▸ **Interface dataset entries**

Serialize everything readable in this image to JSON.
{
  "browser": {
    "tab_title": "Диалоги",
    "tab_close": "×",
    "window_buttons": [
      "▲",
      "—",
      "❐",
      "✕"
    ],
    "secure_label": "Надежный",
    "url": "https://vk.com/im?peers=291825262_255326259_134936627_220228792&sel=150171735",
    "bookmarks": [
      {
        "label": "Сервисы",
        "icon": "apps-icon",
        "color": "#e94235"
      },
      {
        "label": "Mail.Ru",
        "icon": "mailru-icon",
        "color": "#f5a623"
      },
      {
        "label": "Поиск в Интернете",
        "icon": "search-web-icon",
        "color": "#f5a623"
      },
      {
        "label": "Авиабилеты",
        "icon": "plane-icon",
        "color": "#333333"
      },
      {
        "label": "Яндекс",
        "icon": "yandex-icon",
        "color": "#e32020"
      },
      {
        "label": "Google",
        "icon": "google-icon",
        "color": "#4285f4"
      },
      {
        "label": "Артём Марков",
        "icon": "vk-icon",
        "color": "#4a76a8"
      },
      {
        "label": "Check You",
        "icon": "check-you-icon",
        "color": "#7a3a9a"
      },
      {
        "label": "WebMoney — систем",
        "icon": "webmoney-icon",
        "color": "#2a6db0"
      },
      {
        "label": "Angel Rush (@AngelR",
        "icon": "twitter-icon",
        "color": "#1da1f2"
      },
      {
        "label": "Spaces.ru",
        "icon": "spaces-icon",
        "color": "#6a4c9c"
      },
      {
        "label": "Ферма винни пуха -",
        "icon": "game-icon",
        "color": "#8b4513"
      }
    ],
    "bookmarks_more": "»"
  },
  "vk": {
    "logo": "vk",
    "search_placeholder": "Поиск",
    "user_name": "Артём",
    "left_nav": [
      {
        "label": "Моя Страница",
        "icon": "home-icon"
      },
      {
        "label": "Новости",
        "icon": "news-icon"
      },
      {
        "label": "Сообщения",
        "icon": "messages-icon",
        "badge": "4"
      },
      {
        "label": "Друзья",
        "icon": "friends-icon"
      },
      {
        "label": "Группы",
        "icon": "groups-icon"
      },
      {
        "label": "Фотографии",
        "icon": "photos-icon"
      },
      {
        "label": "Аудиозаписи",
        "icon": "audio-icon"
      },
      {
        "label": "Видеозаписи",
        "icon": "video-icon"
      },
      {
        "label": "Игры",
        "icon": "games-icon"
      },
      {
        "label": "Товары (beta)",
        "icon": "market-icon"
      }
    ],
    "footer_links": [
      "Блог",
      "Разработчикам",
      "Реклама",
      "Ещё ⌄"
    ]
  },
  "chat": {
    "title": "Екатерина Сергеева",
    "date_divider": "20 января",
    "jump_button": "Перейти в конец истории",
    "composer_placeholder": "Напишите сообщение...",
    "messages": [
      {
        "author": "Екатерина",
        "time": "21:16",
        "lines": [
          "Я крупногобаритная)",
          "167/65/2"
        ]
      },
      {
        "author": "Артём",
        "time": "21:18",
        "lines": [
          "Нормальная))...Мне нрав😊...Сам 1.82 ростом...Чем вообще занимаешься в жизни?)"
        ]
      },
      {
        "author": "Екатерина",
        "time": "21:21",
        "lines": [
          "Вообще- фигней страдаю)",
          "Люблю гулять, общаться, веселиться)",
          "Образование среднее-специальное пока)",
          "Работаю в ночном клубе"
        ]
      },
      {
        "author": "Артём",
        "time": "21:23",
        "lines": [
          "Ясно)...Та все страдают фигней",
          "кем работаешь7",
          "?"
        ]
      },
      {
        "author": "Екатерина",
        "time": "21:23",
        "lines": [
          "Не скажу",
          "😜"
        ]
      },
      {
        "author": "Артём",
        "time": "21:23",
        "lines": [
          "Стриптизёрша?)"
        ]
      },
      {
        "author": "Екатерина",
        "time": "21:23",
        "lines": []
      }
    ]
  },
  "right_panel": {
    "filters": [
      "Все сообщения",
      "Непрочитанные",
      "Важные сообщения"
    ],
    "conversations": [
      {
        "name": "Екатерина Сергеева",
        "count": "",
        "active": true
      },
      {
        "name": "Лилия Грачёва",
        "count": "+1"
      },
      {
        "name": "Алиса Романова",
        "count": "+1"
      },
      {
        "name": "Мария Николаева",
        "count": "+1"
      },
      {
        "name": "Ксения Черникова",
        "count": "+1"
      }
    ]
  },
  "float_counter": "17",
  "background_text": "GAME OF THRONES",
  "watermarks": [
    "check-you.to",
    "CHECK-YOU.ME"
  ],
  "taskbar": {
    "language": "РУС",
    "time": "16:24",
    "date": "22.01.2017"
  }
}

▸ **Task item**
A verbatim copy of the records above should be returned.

▸ **Output**
Serialize everything readable in this image to JSON.
{
  "browser": {
    "tab_title": "Диалоги",
    "tab_close": "×",
    "window_buttons": [
      "▲",
      "—",
      "❐",
      "✕"
    ],
    "secure_label": "Надежный",
    "url": "https://vk.com/im?peers=291825262_255326259_134936627_220228792&sel=150171735",
    "bookmarks": [
      {
        "label": "Сервисы",
        "icon": "apps-icon",
        "color": "#e94235"
      },
      {
        "label": "Mail.Ru",
        "icon": "mailru-icon",
        "color": "#f5a623"
      },
      {
        "label": "Поиск в Интернете",
        "icon": "search-web-icon",
        "color": "#f5a623"
      },
      {
        "label": "Авиабилеты",
        "icon": "plane-icon",
        "color": "#333333"
      },
      {
        "label": "Яндекс",
        "icon": "yandex-icon",
        "color": "#e32020"
      },
      {
        "label": "Google",
        "icon": "google-icon",
        "color": "#4285f4"
      },
      {
        "label": "Артём Марков",
        "icon": "vk-icon",
        "color": "#4a76a8"
      },
      {
        "label": "Check You",
        "icon": "check-you-icon",
        "color": "#7a3a9a"
      },
      {
        "label": "WebMoney — систем",
        "icon": "webmoney-icon",
        "color": "#2a6db0"
      },
      {
        "label": "Angel Rush (@AngelR",
        "icon": "twitter-icon",
        "color": "#1da1f2"
      },
      {
        "label": "Spaces.ru",
        "icon": "spaces-icon",
        "color": "#6a4c9c"
      },
      {
        "label": "Ферма винни пуха -",
        "icon": "game-icon",
        "color": "#8b4513"
      }
    ],
    "bookmarks_more": "»"
  },
  "vk": {
    "logo": "vk",
    "search_placeholder": "Поиск",
    "user_name": "Артём",
    "left_nav": [
      {
        "label": "Моя Страница",
        "icon": "home-icon"
      },
      {
        "label": "Новости",
        "icon": "news-icon"
      },
      {
        "label": "Сообщения",
        "icon": "messages-icon",
        "badge": "4"
      },
      {
        "label": "Друзья",
        "icon": "friends-icon"
      },
      {
        "label": "Группы",
        "icon": "groups-icon"
      },
      {
        "label": "Фотографии",
        "icon": "photos-icon"
      },
      {
        "label": "Аудиозаписи",
        "icon": "audio-icon"
      },
      {
        "label": "Видеозаписи",
        "icon": "video-icon"
      },
      {
        "label": "Игры",
        "icon": "games-icon"
      },
      {
        "label": "Товары (beta)",
        "icon": "market-icon"
      }
    ],
    "footer_links": [
      "Блог",
      "Разработчикам",
      "Реклама",
      "Ещё ⌄"
    ]
  },
  "chat": {
    "title": "Екатерина Сергеева",
    "date_divider": "20 января",
    "jump_button": "Перейти в конец истории",
    "composer_placeholder": "Напишите сообщение...",
    "messages": [
      {
        "author": "Екатерина",
        "time": "21:16",
        "lines": [
          "Я крупногобаритная)",
          "167/65/2"
        ]
      },
      {
        "author": "Артём",
        "time": "21:18",
        "lines": [
          "Нормальная))...Мне нрав😊...Сам 1.82 ростом...Чем вообще занимаешься в жизни?)"
        ]
      },
      {
        "author": "Екатерина",
        "time": "21:21",
        "lines": [
          "Вообще- фигней страдаю)",
          "Люблю гулять, общаться, веселиться)",
          "Образование среднее-специальное пока)",
          "Работаю в ночном клубе"
        ]
      },
      {
        "author": "Артём",
        "time": "21:23",
        "lines": [
          "Ясно)...Та все страдают фигней",
          "кем работаешь7",
          "?"
        ]
      },
      {
        "author": "Екатерина",
        "time": "21:23",
        "lines": [
          "Не скажу",
          "😜"
        ]
      },
      {
        "author": "Артём",
        "time": "21:23",
        "lines": [
          "Стриптизёрша?)"
        ]
      },
      {
        "author": "Екатерина",
        "time": "21:23",
        "lines": []
      }
    ]
  },
  "right_panel": {
    "filters": [
      "Все сообщения",
      "Непрочитанные",
      "Важные сообщения"
    ],
    "conversations": [
      {
        "name": "Екатерина Сергеева",
        "count": "",
        "active": true
      },
      {
        "name": "Лилия Грачёва",
        "count": "+1"
      },
      {
        "name": "Алиса Романова",
        "count": "+1"
      },
      {
        "name": "Мария Николаева",
        "count": "+1"
      },
      {
        "name": "Ксения Черникова",
        "count": "+1"
      }
    ]
  },
  "float_counter": "17",
  "background_text": "GAME OF THRONES",
  "watermarks": [
    "check-you.to",
    "CHECK-YOU.ME"
  ],
  "taskbar": {
    "language": "РУС",
    "time": "16:24",
    "date": "22.01.2017"
  }
}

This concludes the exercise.